◆ Work to complete
Scan the following material for the string "Normal" and copy each line in which it appears.

◆ Source data
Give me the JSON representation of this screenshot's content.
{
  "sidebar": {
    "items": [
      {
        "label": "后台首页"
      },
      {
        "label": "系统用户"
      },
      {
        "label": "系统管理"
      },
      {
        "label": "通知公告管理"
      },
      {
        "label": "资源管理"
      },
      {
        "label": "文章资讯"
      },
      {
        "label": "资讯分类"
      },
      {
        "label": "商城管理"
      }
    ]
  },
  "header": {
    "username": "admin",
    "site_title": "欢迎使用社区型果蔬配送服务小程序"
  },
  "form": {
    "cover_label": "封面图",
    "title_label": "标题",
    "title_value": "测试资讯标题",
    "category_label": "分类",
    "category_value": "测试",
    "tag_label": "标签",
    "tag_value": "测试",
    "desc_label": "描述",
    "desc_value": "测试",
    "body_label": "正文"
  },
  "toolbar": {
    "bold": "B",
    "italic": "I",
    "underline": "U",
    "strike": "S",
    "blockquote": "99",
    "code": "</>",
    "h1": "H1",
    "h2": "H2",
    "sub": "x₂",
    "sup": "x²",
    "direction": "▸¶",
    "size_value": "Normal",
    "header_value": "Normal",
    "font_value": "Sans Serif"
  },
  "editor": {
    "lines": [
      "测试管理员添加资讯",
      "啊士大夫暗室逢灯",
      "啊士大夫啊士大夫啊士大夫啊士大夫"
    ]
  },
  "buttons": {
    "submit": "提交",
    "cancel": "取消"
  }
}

◆ Task solution
    "size_value": "Normal",
    "header_value": "Normal",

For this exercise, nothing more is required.